Bare Island is a small island in south-eastern Sydney, in the state of New South Wales, Australia. It is located about 16km south east of the Sydney central business district, close to the northern headland of Botany Bay.
Bare Island is connected by a footbridge to the suburb of La Perouse. The historic military fort and tunnels can only be visited by guided tour. The waters around the island are popular with scuba divers.
The island was featured in Mission: Impossible II and East West 101.
Bare Island was part of the traditional land of the Gweagal and Kameygal Aboriginal tribes. In 1770, it was described as âa small bare islandâ by early explorer, Lieutenant James Cook.
In 1877 it was decided that a fort was to be built on the island. Botany Bay was considered the back door into Sydney, thus making the city vulnerable to a seaborne attack. The construction of a fort on the island would reduce the odds of an attack from this entry point. Plans for the construction of a fort were drawn up by the Colonial Architects Department and tenders in 1880. Government tender for construction was awarded to John McLeod and Co, who also built the Georges Head and Middle Head fortifications. Construction of Bare Island fort was completed in 1885 at a cost of 34,000 pounds. Work inside the fort began in 1889. The Bare Island Fort was designed by Colonel Scratchley, the plans were prepared by Mr Morell, CE and supervised by James Barnet (1827-1904).
In 1890 a Royal Commission found that construction of the fort was faulty due to the use of an inferior grade of concrete. The whole project started to crumble before it was completed. The Royal Commission was very critical of the material used and were reluctant to refer to the material as concrete. The two clerks who were responsible for the operation, Henry Purkis and Edwin Colley, were found to be neglectful in their duties of inspecting the site. The contractor responsible was asked to repay some of the money that was paid out to him. He was also banned from any other government contracts. The Colonial Architect Mr James Barnet who is more widely known for designing many of the beautiful sandstone buildings in Sydney was eventually blamed for failing to oversee the project and to limit the amount of extra funds paid out to the contractor. This led to his resignation in disgrace from government office.
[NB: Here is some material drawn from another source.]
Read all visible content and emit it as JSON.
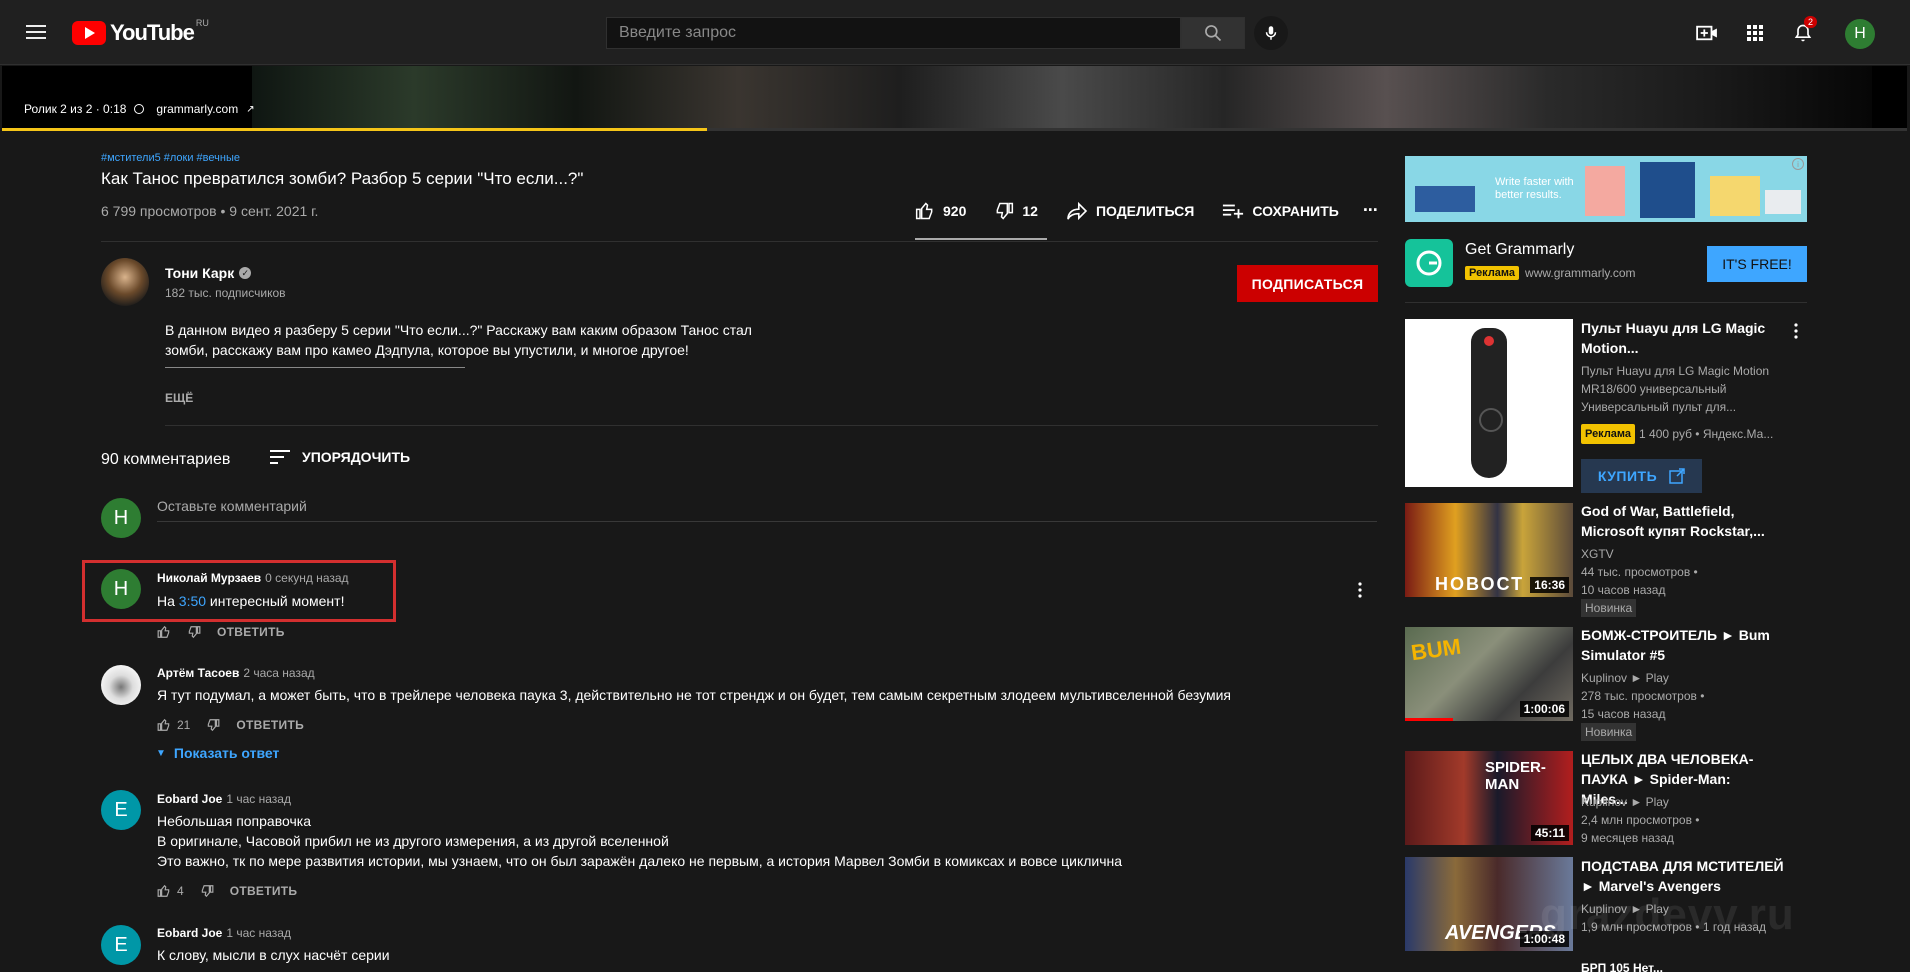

Though bristling with guns, the fort was soon made redundant by advancing technology. By 1902 Bare Island was decommissioned and ceased to exist as a military fortification, with only a handful of military personnel manning the fort. In 1912, Bare Island became a retirement home for war veterans from the Crimea, Sudan and China campaigns. It continued to operate as a retirement home until 1963, after this the Randwick District Historical Society became caretakers of the island. In 1967 it was passed onto the New South Wales Parks and Wildlife Service for use as a museum and tourist attraction. The Bare Island fort has now been declared an historical site.
Bare Island is the most popular scuba diving site in New South Wales. On a sunny summer Sunday there can be as many as 200 divers here during the day. It is a common diver training location and also very popular for snorkeling.
The reefs that stretch around the island and out to the south and west are home to some of Australia's most colourful marine animals. Things to be seen including big belly sea horses, sea dragons, pygmy pipehorses, red Indianfish and all the usual fish seen around Sydney. People have also seen seals and grey nurse sharks at times and in late winter Port Jackson sharks are very common.